During his 2016 presidential campaign, Donald Trump made the stunning claim that he could “stand in the middle of 5th Avenue and shoot somebody and I wouldn’t lose voters.” Whether Trump would lose voters if he were to commit a murder on New York‘s most famous avenue has never been tested. But on Wednesday, a lawyer for Trump told a federal judge that if a president were to commit such a heinous crime, he could not be prosecuted.
In a case over whether the Manhattan District Attorney’s office can obtain access to Trump’s income tax returns, Trump’s lawyers have argued in lower courts that not only may Trump continue to conceal his tax information, but that no president may be prosecuted, indicted, or even criminally investigated while in office, according to an NBC News report.
A three-judge panel on the United States Second Circuit Court of Appeals in Manhattan, New York City, heard oral arguments from Trump’s legal team, as well as from the Manhattan D.A’s office. In those arguments, Trump attorney William Consovoy repeated his position that Trump — or any president — remains immune from any type of investigation until he leaves office.
The argument failed in a U.S. District Court last month, as reported by CNN. In that decision, Judge Victor Marrero not only dismissed Trump’s lawsuit seeking to block the release of his tax returns, but he also called the Trump legal team’s claims of total presidential immunity “repugnant.”
But on Tuesday, Consovoy tried the “immunity” argument again, this time on Appeals Court Judge Denny Chin. The appellate judge then recalled Trump’s 2016 campaign claim — which may be viewed in the video above.
Chin asked Consovoy if he believed Trump could be investigated or prosecuted if he actually followed through on shooting a person on 5th Avenue.
“Nothing could be done, that’s your position?” Chin asked the lawyer, as quoted by Politico.
“That is correct,” the Trump lawyer told the federal judge.
But Consovoy added that the immunity supposedly enjoyed by a sitting president would not be “permanent.” In fact, the lawyer said, as soon as he left, or was removed from the presidency, “any local authority” could prosecute a president for crimes committed while in office.
The Manhattan D.A. accused the Trump legal team of “making up” the alleged presidential immunity rule. The D.A.’s general counsel, Carey Dunne, told Chin that “there’s no such thing as presidential immunity for tax returns.”

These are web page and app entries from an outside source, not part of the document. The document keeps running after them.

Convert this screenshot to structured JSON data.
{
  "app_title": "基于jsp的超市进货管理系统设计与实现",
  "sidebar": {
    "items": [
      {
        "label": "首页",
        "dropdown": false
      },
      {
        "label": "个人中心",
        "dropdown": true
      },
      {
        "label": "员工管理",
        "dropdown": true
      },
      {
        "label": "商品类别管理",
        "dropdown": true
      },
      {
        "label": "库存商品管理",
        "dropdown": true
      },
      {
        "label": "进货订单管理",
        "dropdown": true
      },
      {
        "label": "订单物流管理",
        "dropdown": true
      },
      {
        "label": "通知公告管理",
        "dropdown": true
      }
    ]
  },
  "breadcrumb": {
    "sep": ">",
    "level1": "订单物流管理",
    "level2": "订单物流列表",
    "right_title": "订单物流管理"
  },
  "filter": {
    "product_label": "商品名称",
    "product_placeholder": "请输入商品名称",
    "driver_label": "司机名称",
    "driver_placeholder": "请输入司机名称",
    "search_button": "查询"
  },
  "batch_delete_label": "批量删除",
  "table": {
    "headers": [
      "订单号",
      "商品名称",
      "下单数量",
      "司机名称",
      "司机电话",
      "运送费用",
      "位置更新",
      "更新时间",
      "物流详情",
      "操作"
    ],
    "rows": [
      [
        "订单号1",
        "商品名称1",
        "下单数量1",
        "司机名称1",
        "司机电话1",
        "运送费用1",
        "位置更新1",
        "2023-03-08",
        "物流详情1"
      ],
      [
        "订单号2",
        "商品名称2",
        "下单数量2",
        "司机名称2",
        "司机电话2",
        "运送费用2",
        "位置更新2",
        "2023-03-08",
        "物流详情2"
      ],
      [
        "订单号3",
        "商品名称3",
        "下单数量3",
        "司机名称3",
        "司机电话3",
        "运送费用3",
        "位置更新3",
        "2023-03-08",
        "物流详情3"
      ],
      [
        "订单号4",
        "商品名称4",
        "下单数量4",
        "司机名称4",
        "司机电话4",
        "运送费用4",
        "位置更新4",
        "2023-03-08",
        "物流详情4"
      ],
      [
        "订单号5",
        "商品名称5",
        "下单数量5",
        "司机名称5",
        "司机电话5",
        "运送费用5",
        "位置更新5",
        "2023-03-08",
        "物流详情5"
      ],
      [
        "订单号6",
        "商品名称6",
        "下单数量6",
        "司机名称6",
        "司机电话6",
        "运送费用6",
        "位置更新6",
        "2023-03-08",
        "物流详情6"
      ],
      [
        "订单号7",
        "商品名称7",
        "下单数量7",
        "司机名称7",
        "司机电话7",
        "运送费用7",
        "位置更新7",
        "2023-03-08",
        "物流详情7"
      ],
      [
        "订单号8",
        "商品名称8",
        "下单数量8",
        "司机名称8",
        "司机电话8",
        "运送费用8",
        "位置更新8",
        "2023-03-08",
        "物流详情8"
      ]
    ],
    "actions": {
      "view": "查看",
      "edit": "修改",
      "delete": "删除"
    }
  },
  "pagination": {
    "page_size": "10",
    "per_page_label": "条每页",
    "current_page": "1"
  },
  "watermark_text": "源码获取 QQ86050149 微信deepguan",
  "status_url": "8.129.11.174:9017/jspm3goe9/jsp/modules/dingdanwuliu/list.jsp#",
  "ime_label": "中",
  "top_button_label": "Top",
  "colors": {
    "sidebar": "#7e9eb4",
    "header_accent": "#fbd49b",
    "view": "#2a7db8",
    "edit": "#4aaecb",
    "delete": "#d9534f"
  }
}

Dunne added that “tax returns do in fact get subpoenaed all the time in financial investigations,” as quoted by Politico.